08/15/2018: Account Receivable (Company A)

Debit of 2,000

08/15/2018: Services Revenue

Credit of 2,000

This indicates your company has lost revenue by rendering the services without payment, and the amount stands as a loss until you collect cash on the account to pay down the account receivable. Upon receiving payment, you record it as a credit on the account receivable and a debit on your revenue, like so:

09/01/2018: Cash (Company A)

Credit of 2,000

09/01/2018: Services Revenue

Debit of 2,000

At this point, the account receivable balance is $0.00, and your company has made a profit of $2,000, less operating costs.

Benefits and Risks of Accounts Receivable

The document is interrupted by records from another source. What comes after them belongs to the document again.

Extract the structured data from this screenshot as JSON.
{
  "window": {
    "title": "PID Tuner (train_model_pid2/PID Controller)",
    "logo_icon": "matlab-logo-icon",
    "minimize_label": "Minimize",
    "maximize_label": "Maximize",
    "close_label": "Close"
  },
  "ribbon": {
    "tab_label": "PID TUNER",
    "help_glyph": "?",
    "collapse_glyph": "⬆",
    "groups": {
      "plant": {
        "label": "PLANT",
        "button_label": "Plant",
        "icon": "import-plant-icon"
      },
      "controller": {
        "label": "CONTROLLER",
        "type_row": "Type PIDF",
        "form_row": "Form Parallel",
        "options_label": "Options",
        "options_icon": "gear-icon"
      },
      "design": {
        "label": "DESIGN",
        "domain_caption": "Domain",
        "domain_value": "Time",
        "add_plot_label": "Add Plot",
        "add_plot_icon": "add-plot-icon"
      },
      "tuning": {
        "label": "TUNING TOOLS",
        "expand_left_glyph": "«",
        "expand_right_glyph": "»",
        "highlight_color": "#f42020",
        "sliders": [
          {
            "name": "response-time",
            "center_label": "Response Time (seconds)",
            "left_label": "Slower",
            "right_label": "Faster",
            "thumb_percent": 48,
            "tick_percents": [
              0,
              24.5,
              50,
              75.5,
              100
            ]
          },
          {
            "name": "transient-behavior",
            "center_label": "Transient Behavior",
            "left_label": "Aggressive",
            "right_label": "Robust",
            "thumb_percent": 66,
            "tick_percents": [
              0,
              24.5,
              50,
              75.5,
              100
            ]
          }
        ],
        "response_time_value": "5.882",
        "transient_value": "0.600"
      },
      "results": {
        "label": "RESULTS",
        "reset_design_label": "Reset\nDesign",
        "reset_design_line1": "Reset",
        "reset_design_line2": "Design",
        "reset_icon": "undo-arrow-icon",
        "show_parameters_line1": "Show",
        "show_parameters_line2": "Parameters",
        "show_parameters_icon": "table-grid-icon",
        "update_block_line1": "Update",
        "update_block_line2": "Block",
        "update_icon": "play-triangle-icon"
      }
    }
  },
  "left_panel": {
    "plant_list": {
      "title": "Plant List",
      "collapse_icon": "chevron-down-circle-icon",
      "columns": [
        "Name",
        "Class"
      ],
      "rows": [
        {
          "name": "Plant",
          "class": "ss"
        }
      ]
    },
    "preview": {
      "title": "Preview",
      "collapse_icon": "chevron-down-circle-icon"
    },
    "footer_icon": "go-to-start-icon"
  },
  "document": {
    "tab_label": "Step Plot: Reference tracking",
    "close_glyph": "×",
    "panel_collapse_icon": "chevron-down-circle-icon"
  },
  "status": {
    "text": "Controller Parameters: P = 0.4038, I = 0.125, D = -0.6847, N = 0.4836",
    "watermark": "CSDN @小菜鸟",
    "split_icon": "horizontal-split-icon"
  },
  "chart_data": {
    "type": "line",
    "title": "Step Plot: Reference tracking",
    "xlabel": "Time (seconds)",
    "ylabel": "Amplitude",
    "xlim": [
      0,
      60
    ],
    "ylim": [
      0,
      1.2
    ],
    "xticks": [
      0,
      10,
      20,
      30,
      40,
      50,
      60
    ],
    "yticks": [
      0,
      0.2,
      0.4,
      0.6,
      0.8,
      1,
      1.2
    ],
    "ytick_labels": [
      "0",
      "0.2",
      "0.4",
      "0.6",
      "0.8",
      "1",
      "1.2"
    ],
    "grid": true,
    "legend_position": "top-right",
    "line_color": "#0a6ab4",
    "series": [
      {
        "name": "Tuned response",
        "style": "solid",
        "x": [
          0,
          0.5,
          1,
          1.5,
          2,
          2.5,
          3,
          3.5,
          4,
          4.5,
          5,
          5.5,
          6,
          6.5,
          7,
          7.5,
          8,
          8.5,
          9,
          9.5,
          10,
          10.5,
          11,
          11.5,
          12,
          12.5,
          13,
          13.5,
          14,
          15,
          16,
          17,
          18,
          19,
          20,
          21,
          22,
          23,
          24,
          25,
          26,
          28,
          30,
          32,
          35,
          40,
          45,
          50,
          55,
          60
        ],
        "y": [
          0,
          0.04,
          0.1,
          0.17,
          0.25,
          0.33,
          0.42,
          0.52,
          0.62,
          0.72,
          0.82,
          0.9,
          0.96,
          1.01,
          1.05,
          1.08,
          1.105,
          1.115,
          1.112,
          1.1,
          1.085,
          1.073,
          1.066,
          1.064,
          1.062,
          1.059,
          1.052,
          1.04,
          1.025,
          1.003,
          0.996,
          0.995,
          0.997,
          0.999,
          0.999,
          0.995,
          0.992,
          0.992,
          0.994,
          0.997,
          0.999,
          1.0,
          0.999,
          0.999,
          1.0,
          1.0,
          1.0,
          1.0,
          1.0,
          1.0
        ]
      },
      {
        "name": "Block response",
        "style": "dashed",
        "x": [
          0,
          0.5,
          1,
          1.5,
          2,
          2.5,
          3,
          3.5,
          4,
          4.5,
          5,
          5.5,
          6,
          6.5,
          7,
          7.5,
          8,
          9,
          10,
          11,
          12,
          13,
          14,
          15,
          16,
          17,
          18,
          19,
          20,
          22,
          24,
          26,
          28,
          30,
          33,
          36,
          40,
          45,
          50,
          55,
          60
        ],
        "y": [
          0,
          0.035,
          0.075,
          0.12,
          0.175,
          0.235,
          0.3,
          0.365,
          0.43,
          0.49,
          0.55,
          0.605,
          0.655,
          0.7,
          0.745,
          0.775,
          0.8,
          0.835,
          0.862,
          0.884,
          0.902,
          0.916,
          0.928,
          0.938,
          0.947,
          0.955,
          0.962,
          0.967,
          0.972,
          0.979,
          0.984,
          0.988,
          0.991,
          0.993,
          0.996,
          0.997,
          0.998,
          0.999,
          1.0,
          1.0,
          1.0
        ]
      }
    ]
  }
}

The benefits of using accounts receivable generally outweigh the risks for businesses that can afford to absorb the potential nonpayment by one or more clients. These benefits include being able to assess the accounts as positive assets, in addition to liquid assets. Being able to offer services or goods immediately and receive payment at the customer’s convenience allows your company to garner customers quickly.

The risk of clients not paying their accounts receivable amounts is relatively low, as it is usually a legally binding obligation (provided your contracts and payment terms are structured appropriately). If the client becomes insolvent or is otherwise unable to pay off the debt, you then consider the account as a bad asset. This could be useful if the operating costs for that account were low enough, as you can claim the owed value as a business loss, which lowers your taxes.

When money is collected from customers which account is debited?

Whenever money is collected from a customer previously billed customer, the corresponding amount is credited to accounts receivable account. Moreover, same amount is also debited to the cash account. An increase in asset is recorded as a debit entry and a decrease in asset is recorded as a credit entry.

What does collected cash from a customer on account mean?

What Is On Account? "On account" is an accounting term that denotes partial payment of an amount owed. On account is also used to denote the purchase/sale of goods or services on credit. On account can also be referred to as “on credit.”

What accounts are debited and what accounts are credited?

What are debits and credits? In a nutshell: debits (dr) record all of the money flowing into an account, while credits (cr) record all of the money flowing out of an account.

How do you record received cash from clients on account?

How to Journalize Received Cash From a Client for a Job Completed That Day.
Verify the amount of the unearned revenue. ... .
Record the date of the transaction in the general journal. ... .
Debit the cash account for the amount paid by the client. ... .
Credit the unearned revenue account for the amount paid by the client..